Monday, August 23, 2010

Scientists Discover Major Oversite in San Andreas Fault Earthquake Frequency

Southern Californians should be getting real nervous since a new study released shows scientists way underestimated the frequency of major earthquakes on the San Andreas Fault.  Previously they had predicted a pattern of the largest earthquakes occurring every 250-450 years at the fault section 100 miles from Los Angeles.  In fact, the last major earthquake near the Carrizo Plain area was in 1857.  
"The new study used more sophisticated methods in discovering former earthquakes.  Scientists dug deep trenches and used carbon dating and sophisticated imaging technology known as lidar to find signs of earth movements.  The results were stunning as scientists were able to confirm earthquakes dating back to the 15th Century, creating a far more complete record then previously known." - LA Times

The new research proved earlier scientific observations badly underestimated the number of major earthquakes.  In a nutshell, what this all means is that an earthquake is long overdue by over 150 years. 
"Thomas Jordan, director of the Southern California Earthquake Center, said the fault is 'locked and loaded. It's been a long time since an earthquake has occurred on that fault — over 150 years.'" - LA Times
The San Andreas fault is considered one of the most dangerous in Southern California, partly because it is so long that its southern section is capable of producing a temblor as large as magnitude 8.1.

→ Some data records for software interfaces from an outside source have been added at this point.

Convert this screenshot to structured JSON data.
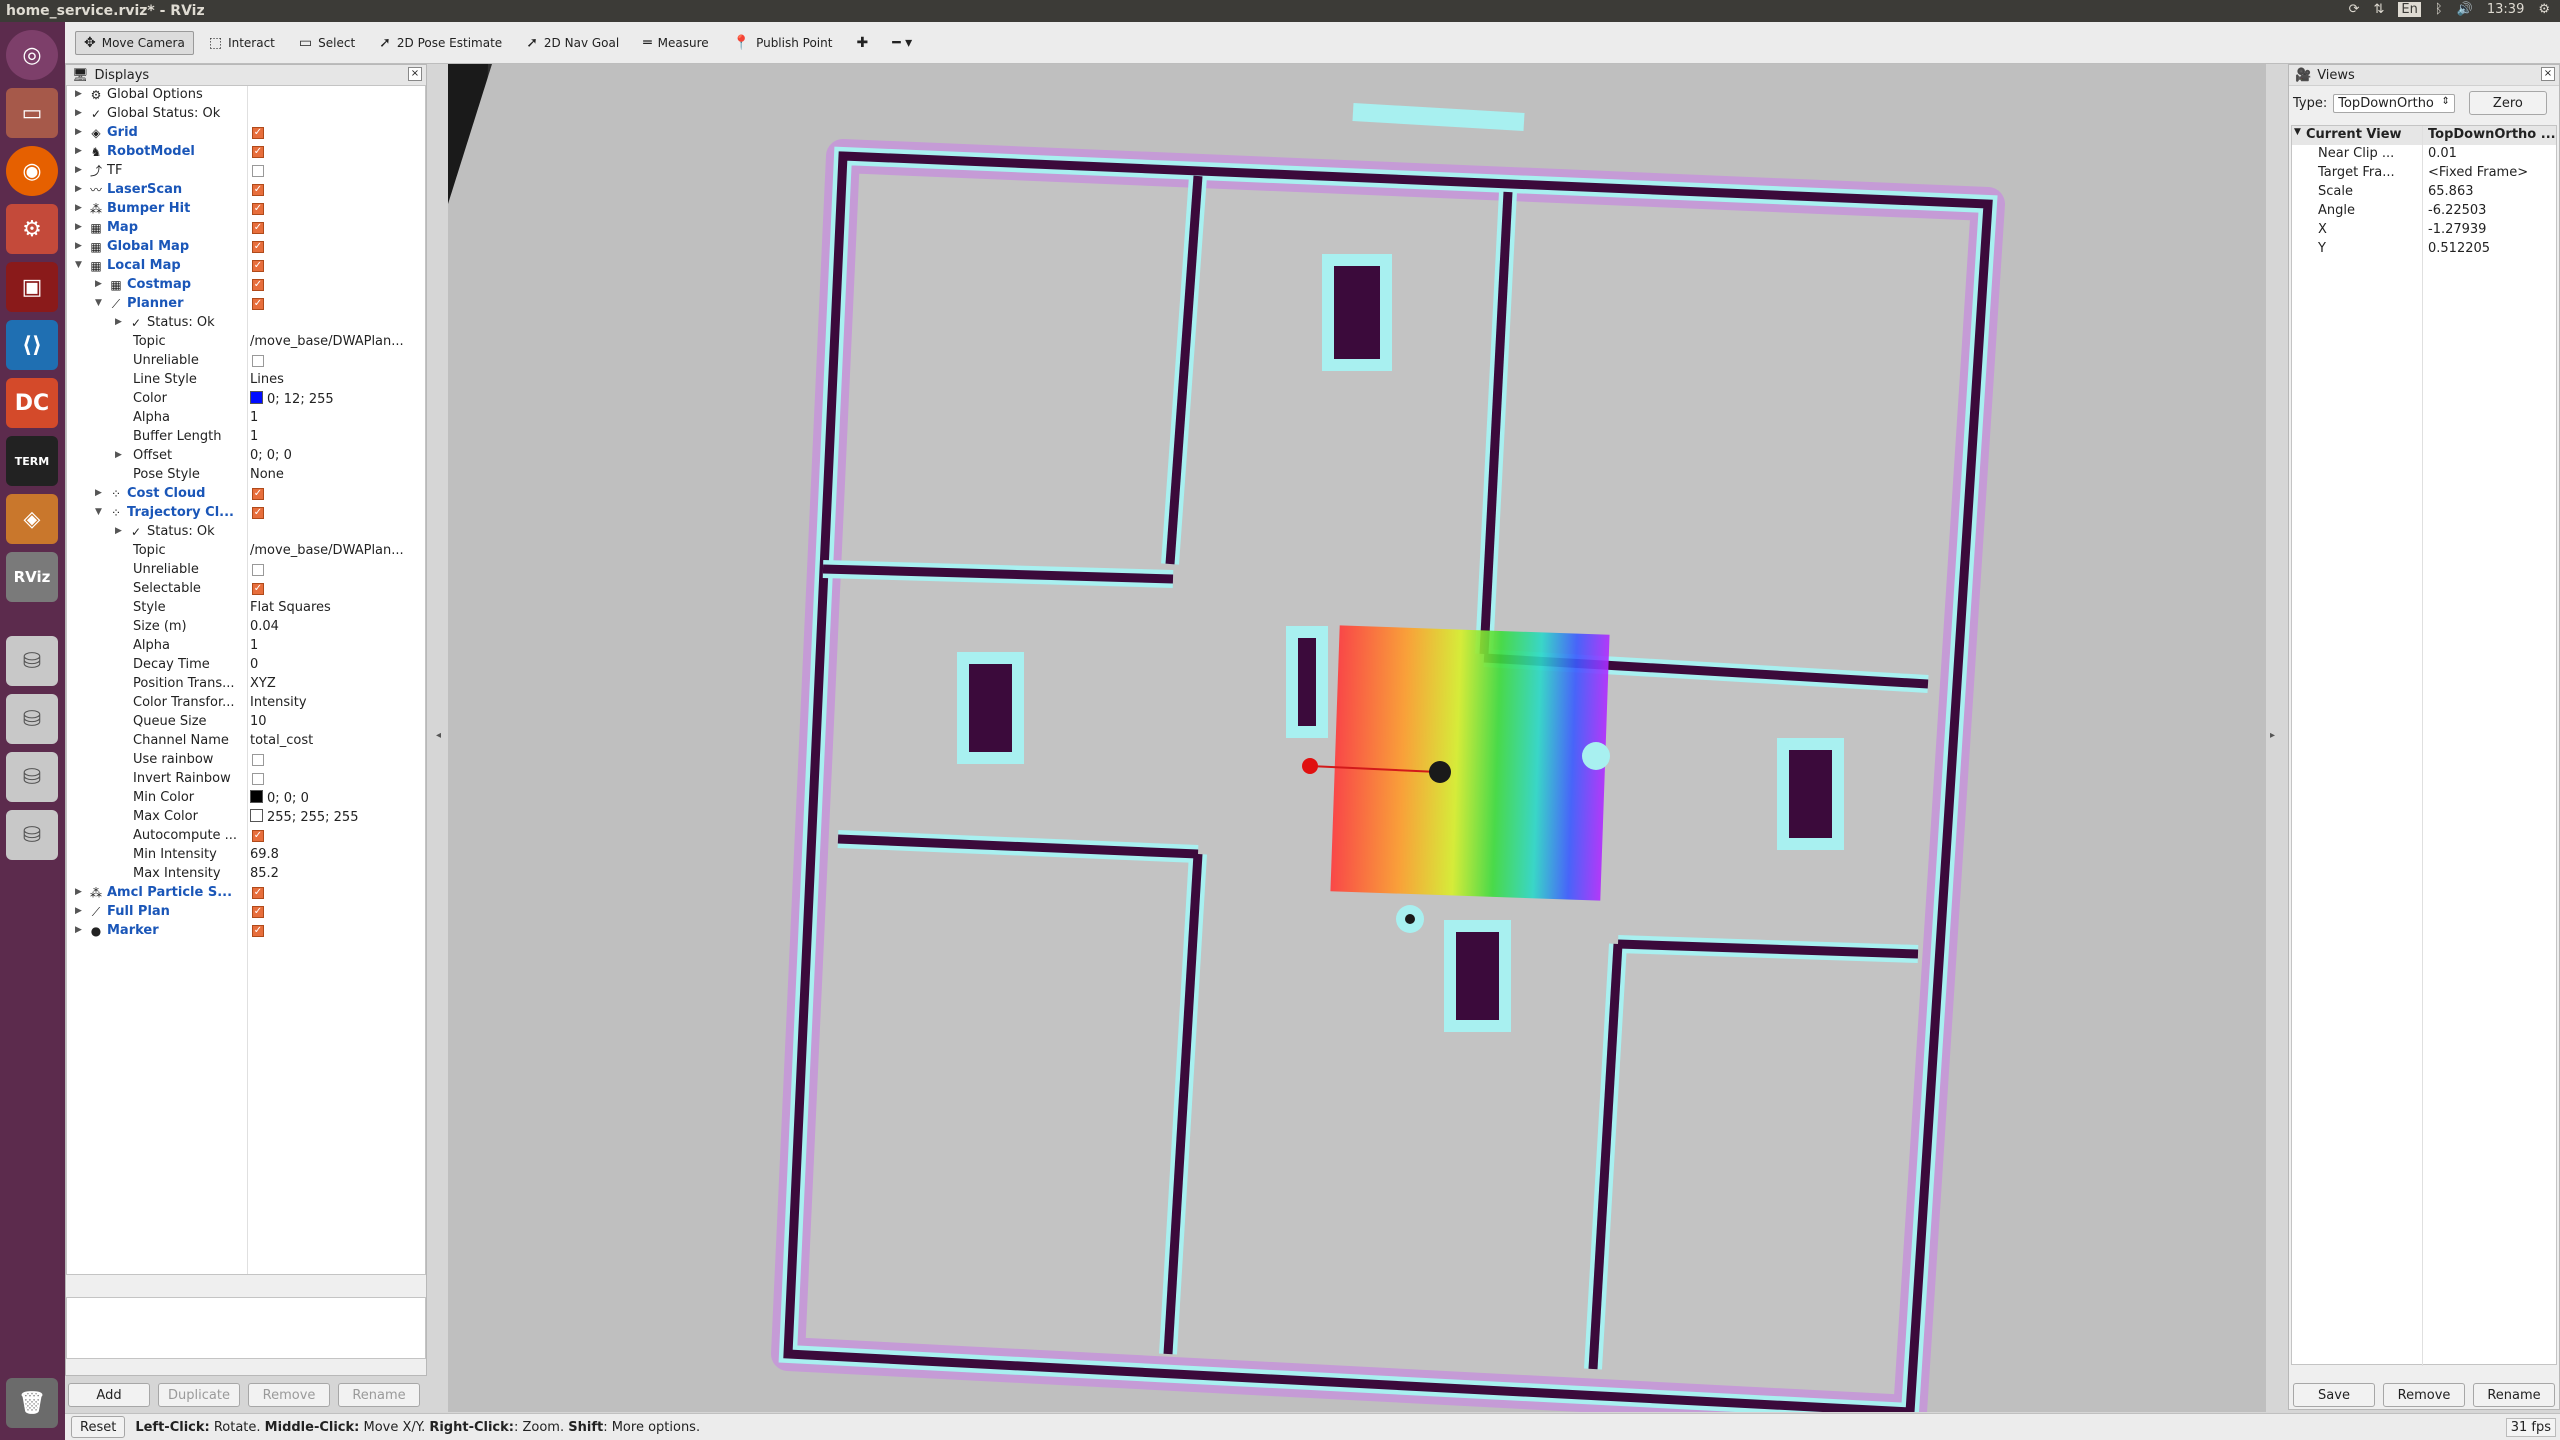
{
  "window": {
    "title": "home_service.rviz* - RViz",
    "clock": "13:39",
    "lang": "En"
  },
  "launcher": [
    "ubuntu-icon",
    "files-icon",
    "firefox-icon",
    "settings-icon",
    "terminal-red-icon",
    "vscode-icon",
    "dc-icon",
    "xterm-icon",
    "package-icon",
    "rviz-icon",
    "disk-icon",
    "disk-icon",
    "disk-icon",
    "disk-icon"
  ],
  "launcher_labels": {
    "rviz": "RViz",
    "dc": "DC",
    "term": "TERM"
  },
  "toolbar": [
    {
      "label": "Move Camera",
      "icon": "✥",
      "active": true
    },
    {
      "label": "Interact",
      "icon": "⬚"
    },
    {
      "label": "Select",
      "icon": "▭"
    },
    {
      "label": "2D Pose Estimate",
      "icon": "➚"
    },
    {
      "label": "2D Nav Goal",
      "icon": "➚"
    },
    {
      "label": "Measure",
      "icon": "═"
    },
    {
      "label": "Publish Point",
      "icon": "📍"
    },
    {
      "label": "",
      "icon": "✚"
    },
    {
      "label": "",
      "icon": "━ ▾"
    }
  ],
  "displays": {
    "title": "Displays",
    "rows": [
      {
        "indent": 0,
        "arrow": "▶",
        "icon": "⚙",
        "label": "Global Options",
        "blue": false
      },
      {
        "indent": 0,
        "arrow": "▶",
        "icon": "✓",
        "label": "Global Status: Ok",
        "blue": false
      },
      {
        "indent": 0,
        "arrow": "▶",
        "icon": "◈",
        "label": "Grid",
        "blue": true,
        "check": true
      },
      {
        "indent": 0,
        "arrow": "▶",
        "icon": "♞",
        "label": "RobotModel",
        "blue": true,
        "check": true
      },
      {
        "indent": 0,
        "arrow": "▶",
        "icon": "⤴",
        "label": "TF",
        "blue": false,
        "check": false
      },
      {
        "indent": 0,
        "arrow": "▶",
        "icon": "〰",
        "label": "LaserScan",
        "blue": true,
        "check": true
      },
      {
        "indent": 0,
        "arrow": "▶",
        "icon": "⁂",
        "label": "Bumper Hit",
        "blue": true,
        "check": true
      },
      {
        "indent": 0,
        "arrow": "▶",
        "icon": "▦",
        "label": "Map",
        "blue": true,
        "check": true
      },
      {
        "indent": 0,
        "arrow": "▶",
        "icon": "▦",
        "label": "Global Map",
        "blue": true,
        "check": true
      },
      {
        "indent": 0,
        "arrow": "▼",
        "icon": "▦",
        "label": "Local Map",
        "blue": true,
        "check": true
      },
      {
        "indent": 1,
        "arrow": "▶",
        "icon": "▦",
        "label": "Costmap",
        "blue": true,
        "check": true
      },
      {
        "indent": 1,
        "arrow": "▼",
        "icon": "⟋",
        "label": "Planner",
        "blue": true,
        "check": true
      },
      {
        "indent": 2,
        "arrow": "▶",
        "icon": "✓",
        "label": "Status: Ok",
        "blue": false
      },
      {
        "indent": 2,
        "arrow": "",
        "icon": "",
        "label": "Topic",
        "value": "/move_base/DWAPlan..."
      },
      {
        "indent": 2,
        "arrow": "",
        "icon": "",
        "label": "Unreliable",
        "check": false,
        "valcheck": true
      },
      {
        "indent": 2,
        "arrow": "",
        "icon": "",
        "label": "Line Style",
        "value": "Lines"
      },
      {
        "indent": 2,
        "arrow": "",
        "icon": "",
        "label": "Color",
        "value": "0; 12; 255",
        "swatch": "#000cff"
      },
      {
        "indent": 2,
        "arrow": "",
        "icon": "",
        "label": "Alpha",
        "value": "1"
      },
      {
        "indent": 2,
        "arrow": "",
        "icon": "",
        "label": "Buffer Length",
        "value": "1"
      },
      {
        "indent": 2,
        "arrow": "▶",
        "icon": "",
        "label": "Offset",
        "value": "0; 0; 0"
      },
      {
        "indent": 2,
        "arrow": "",
        "icon": "",
        "label": "Pose Style",
        "value": "None"
      },
      {
        "indent": 1,
        "arrow": "▶",
        "icon": "⁘",
        "label": "Cost Cloud",
        "blue": true,
        "check": true
      },
      {
        "indent": 1,
        "arrow": "▼",
        "icon": "⁘",
        "label": "Trajectory Cl...",
        "blue": true,
        "check": true
      },
      {
        "indent": 2,
        "arrow": "▶",
        "icon": "✓",
        "label": "Status: Ok",
        "blue": false
      },
      {
        "indent": 2,
        "arrow": "",
        "icon": "",
        "label": "Topic",
        "value": "/move_base/DWAPlan..."
      },
      {
        "indent": 2,
        "arrow": "",
        "icon": "",
        "label": "Unreliable",
        "check": false,
        "valcheck": true
      },
      {
        "indent": 2,
        "arrow": "",
        "icon": "",
        "label": "Selectable",
        "check": true,
        "valcheck": true
      },
      {
        "indent": 2,
        "arrow": "",
        "icon": "",
        "label": "Style",
        "value": "Flat Squares"
      },
      {
        "indent": 2,
        "arrow": "",
        "icon": "",
        "label": "Size (m)",
        "value": "0.04"
      },
      {
        "indent": 2,
        "arrow": "",
        "icon": "",
        "label": "Alpha",
        "value": "1"
      },
      {
        "indent": 2,
        "arrow": "",
        "icon": "",
        "label": "Decay Time",
        "value": "0"
      },
      {
        "indent": 2,
        "arrow": "",
        "icon": "",
        "label": "Position Trans...",
        "value": "XYZ"
      },
      {
        "indent": 2,
        "arrow": "",
        "icon": "",
        "label": "Color Transfor...",
        "value": "Intensity"
      },
      {
        "indent": 2,
        "arrow": "",
        "icon": "",
        "label": "Queue Size",
        "value": "10"
      },
      {
        "indent": 2,
        "arrow": "",
        "icon": "",
        "label": "Channel Name",
        "value": "total_cost"
      },
      {
        "indent": 2,
        "arrow": "",
        "icon": "",
        "label": "Use rainbow",
        "check": false,
        "valcheck": true
      },
      {
        "indent": 2,
        "arrow": "",
        "icon": "",
        "label": "Invert Rainbow",
        "check": false,
        "valcheck": true
      },
      {
        "indent": 2,
        "arrow": "",
        "icon": "",
        "label": "Min Color",
        "value": "0; 0; 0",
        "swatch": "#000000"
      },
      {
        "indent": 2,
        "arrow": "",
        "icon": "",
        "label": "Max Color",
        "value": "255; 255; 255",
        "swatch": "#ffffff"
      },
      {
        "indent": 2,
        "arrow": "",
        "icon": "",
        "label": "Autocompute ...",
        "check": true,
        "valcheck": true
      },
      {
        "indent": 2,
        "arrow": "",
        "icon": "",
        "label": "Min Intensity",
        "value": "69.8"
      },
      {
        "indent": 2,
        "arrow": "",
        "icon": "",
        "label": "Max Intensity",
        "value": "85.2"
      },
      {
        "indent": 0,
        "arrow": "▶",
        "icon": "⁂",
        "label": "Amcl Particle S...",
        "blue": true,
        "check": true
      },
      {
        "indent": 0,
        "arrow": "▶",
        "icon": "⟋",
        "label": "Full Plan",
        "blue": true,
        "check": true
      },
      {
        "indent": 0,
        "arrow": "▶",
        "icon": "●",
        "label": "Marker",
        "blue": true,
        "check": true
      }
    ],
    "buttons": [
      "Add",
      "Duplicate",
      "Remove",
      "Rename"
    ]
  },
  "views": {
    "title": "Views",
    "type_label": "Type:",
    "type_value": "TopDownOrtho",
    "zero_button": "Zero",
    "header": [
      "Current View",
      "TopDownOrtho ..."
    ],
    "rows": [
      [
        "Near Clip ...",
        "0.01"
      ],
      [
        "Target Fra...",
        "<Fixed Frame>"
      ],
      [
        "Scale",
        "65.863"
      ],
      [
        "Angle",
        "-6.22503"
      ],
      [
        "X",
        "-1.27939"
      ],
      [
        "Y",
        "0.512205"
      ]
    ],
    "buttons": [
      "Save",
      "Remove",
      "Rename"
    ]
  },
  "status": {
    "reset": "Reset",
    "hint_parts": [
      {
        "b": "Left-Click:",
        "t": " Rotate. "
      },
      {
        "b": "Middle-Click:",
        "t": " Move X/Y. "
      },
      {
        "b": "Right-Click:",
        "t": ": Zoom. "
      },
      {
        "b": "Shift",
        "t": ": More options."
      }
    ],
    "fps": "31 fps"
  }
}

As a San Franciscan, I must ask, an 8.1 earthquake as the largest?  Is that all?  Some scientists claim a 10.0 earthquake is possible in San Francisco which would flatten it like a pancake in a blink of an eye.